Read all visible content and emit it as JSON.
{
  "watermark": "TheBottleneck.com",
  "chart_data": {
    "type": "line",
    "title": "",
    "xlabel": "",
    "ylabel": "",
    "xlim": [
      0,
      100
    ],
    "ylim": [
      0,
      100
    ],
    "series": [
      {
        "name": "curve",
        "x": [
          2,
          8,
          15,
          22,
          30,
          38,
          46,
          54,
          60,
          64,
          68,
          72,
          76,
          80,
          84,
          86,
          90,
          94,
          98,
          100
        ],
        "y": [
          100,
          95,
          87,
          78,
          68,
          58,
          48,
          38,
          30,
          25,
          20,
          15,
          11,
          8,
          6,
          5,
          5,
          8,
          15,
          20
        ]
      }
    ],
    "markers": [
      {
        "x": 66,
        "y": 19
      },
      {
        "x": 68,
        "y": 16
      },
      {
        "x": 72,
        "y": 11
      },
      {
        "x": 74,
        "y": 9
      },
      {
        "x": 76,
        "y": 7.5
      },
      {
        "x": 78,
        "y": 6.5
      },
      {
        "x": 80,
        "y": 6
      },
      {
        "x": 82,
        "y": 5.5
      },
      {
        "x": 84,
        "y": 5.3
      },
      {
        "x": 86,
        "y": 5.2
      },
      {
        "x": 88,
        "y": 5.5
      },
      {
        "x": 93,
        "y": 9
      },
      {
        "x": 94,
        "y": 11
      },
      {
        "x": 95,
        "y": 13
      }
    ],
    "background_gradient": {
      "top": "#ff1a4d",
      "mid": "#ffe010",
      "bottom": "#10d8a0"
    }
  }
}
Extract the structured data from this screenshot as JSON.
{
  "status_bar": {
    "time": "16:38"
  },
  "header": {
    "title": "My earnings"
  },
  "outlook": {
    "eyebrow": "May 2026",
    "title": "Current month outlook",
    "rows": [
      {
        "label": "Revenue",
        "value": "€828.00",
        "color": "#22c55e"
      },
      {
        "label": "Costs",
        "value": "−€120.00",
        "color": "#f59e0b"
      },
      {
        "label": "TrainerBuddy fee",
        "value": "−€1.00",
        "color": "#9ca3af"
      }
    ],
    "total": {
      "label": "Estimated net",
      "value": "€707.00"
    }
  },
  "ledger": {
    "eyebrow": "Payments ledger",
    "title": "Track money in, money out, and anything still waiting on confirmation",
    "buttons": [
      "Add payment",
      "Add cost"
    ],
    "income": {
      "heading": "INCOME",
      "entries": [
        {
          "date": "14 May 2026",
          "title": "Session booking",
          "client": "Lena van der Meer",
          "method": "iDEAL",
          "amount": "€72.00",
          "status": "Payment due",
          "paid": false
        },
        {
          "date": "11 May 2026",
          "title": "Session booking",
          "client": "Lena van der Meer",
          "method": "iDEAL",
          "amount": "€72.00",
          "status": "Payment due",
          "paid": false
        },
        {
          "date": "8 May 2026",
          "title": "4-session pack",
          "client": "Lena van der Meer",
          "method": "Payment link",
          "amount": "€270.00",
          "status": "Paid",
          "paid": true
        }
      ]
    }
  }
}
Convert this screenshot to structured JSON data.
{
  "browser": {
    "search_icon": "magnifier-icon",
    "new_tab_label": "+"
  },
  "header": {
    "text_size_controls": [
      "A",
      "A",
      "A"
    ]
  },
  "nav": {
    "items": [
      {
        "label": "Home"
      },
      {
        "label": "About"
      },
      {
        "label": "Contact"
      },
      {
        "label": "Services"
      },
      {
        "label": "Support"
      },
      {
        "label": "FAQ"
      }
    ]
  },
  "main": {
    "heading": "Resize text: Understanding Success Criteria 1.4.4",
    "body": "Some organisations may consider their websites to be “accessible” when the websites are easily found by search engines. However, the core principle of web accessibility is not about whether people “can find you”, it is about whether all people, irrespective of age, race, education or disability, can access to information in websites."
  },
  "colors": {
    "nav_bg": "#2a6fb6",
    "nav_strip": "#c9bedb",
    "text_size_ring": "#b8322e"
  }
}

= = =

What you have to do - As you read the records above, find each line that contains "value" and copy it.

Exercise answer -
        "value": "€828.00",
        "value": "−€120.00",
        "value": "−€1.00",
      "value": "€707.00"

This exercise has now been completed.